DAM, That’d be Great

I’m working to catalogue files I have on current workstations, servers, and a bunch old drives. My primary goals are having searchable file names, types, and their media sources catalogued via scan of multiple filesystem types. A text file is a fine end result. There are plenty of Great-to-Haves beyond this, but getting core requirements handled as hassle-free and inexpensively as possible is the key driver.

Enterprises have options per the lay of their land. Here I’m after a Prosumer solution that goes beyond directory tree lists and falls short of needing ongoing management.

Great-to-Haves

mostly in order of want:
  • Low-touch / unattended ingestion
  • Sensible, configurable defaults
  • Helpful, accurate dry runs
  • Non-catastrophic re-runs (i.e. smart enough to minimize overwriting or duplicating existing entries)
  • Clever de-duping
  • Customizable / scriptable input and output handling
  • File meta data capture
  • Full-Text indexing of file content

Extra Special Bonus

can run on a NAS with
  • myriad ports
  • an OS that doesn’t require 3TB of updates on semi-annual boot-ups
  • fans that don’t sound like a leaf blower or cause brown-outs @ home

Curating Photo Archives

Photo.app helped me curate and catalog GBs of photos from twenty+ years of archives. It sped up the family project I was working on, raised my expectations for how Enterprise photo asset management can work, and compelled me to reconsider ways to take advantage of organizing the rest of my work and personal archives.

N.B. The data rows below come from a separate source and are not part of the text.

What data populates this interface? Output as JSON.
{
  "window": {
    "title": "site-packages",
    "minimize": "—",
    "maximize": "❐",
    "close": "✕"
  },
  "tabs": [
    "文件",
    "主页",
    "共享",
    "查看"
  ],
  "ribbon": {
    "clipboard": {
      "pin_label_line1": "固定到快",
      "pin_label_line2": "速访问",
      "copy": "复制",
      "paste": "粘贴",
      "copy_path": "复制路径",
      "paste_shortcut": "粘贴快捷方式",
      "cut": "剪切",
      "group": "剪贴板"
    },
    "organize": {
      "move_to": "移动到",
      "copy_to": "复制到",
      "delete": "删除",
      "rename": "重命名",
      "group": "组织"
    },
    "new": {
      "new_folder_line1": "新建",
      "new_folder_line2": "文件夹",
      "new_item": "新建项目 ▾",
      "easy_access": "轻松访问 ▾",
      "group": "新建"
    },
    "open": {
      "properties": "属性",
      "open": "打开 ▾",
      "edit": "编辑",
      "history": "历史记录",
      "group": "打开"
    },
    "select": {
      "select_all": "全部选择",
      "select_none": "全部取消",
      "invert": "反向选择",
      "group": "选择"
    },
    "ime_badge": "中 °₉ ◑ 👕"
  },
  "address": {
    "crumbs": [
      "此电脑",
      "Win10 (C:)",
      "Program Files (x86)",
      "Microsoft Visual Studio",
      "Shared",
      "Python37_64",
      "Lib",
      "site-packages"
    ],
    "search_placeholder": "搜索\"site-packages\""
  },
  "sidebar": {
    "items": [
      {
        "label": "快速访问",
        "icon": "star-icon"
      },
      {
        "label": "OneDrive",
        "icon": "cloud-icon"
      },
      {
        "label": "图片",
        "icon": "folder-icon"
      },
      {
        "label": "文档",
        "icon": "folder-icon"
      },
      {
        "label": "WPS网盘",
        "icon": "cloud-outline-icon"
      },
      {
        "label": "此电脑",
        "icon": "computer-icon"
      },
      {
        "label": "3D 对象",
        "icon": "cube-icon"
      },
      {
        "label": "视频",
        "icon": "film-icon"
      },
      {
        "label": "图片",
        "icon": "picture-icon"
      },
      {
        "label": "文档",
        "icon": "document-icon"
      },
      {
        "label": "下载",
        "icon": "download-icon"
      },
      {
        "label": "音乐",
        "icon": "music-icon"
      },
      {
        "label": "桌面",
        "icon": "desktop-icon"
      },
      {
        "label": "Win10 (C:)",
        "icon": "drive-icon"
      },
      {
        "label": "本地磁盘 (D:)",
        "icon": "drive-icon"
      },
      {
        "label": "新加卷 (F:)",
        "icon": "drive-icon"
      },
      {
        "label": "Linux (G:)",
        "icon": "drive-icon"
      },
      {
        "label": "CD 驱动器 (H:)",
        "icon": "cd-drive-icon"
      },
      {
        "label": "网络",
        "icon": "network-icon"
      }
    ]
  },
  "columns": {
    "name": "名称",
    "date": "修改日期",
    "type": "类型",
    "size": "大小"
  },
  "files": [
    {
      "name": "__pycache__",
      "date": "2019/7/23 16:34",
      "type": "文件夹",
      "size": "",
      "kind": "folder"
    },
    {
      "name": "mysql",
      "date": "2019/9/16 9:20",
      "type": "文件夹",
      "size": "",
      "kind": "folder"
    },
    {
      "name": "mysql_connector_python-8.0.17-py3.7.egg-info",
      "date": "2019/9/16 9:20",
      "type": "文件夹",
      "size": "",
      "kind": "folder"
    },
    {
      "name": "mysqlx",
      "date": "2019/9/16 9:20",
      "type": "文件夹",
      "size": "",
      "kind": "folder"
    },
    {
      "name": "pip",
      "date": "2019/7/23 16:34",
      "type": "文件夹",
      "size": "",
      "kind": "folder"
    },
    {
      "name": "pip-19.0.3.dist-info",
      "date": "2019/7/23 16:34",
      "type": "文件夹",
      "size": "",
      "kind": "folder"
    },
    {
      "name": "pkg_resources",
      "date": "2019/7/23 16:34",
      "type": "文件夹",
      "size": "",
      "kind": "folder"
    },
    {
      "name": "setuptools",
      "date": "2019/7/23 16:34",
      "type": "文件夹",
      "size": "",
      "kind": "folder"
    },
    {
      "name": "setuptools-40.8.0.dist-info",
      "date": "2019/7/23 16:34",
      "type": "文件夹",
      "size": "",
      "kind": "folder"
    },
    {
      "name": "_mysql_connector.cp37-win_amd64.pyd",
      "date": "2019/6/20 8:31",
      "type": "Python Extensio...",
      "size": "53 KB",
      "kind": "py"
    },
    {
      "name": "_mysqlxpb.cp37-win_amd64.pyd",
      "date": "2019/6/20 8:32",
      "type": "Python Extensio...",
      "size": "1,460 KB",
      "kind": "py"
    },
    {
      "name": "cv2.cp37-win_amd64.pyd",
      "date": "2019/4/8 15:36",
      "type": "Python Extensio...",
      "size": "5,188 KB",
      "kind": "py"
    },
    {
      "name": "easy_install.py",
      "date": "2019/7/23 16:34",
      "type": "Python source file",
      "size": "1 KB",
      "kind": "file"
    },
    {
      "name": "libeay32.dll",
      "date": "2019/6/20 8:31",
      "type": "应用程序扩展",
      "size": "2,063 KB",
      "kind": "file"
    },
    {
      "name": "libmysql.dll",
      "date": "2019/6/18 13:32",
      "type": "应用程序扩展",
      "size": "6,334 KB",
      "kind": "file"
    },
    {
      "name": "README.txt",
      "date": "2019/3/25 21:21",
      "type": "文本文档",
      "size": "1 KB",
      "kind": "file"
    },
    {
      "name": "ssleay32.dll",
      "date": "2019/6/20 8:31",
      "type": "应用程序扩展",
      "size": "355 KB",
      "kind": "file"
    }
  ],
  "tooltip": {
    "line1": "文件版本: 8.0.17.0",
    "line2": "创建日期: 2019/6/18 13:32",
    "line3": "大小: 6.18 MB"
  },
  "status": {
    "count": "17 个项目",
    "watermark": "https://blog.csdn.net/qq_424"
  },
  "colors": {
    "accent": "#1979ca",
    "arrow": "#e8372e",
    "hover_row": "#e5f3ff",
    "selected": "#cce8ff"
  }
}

During import, Photo.app automated tons of organization by geo- and date-tagging items. Facial recognition was decent during initial post-processing. With training, it got very good and helped me build & populate People collections for current and future projects. With each new batch of photos I threw at it, People collections grew, and the app would present additional photos to review for inclusion in individual People collections.

Good automated guesses + smart confirmation request + ongoing opportunities to manually update collection inclusions and exclusions is a strong combination for a consumer app.

The app asks for help and confirmation appropriately. It wondered if my brother, Ed, was also Ed in photos from when he was 7, 12, and 19. Manually confirming a few photos for a collection adds those items explicitly and helps the app find more from the rest of the library. Here I confirmed 5 photos of myself and Photo.app added those and 59 more — impressively seeing through multiple angles, ages, and looks.

Photo.app asks: Is Clint Eastwood Steve?

Even when it’s wrong, it’s often close. Like asking if my nieces and nephews are their mother or father. When it’s really wrong, the suggestions are usually reasonable and sometimes funny.

Update: Successes with Photo.app during this project compelled me to plot out getting archival documents, video, images, audio, and code catalogued, discoverable, and accessible for other personal and professional projects.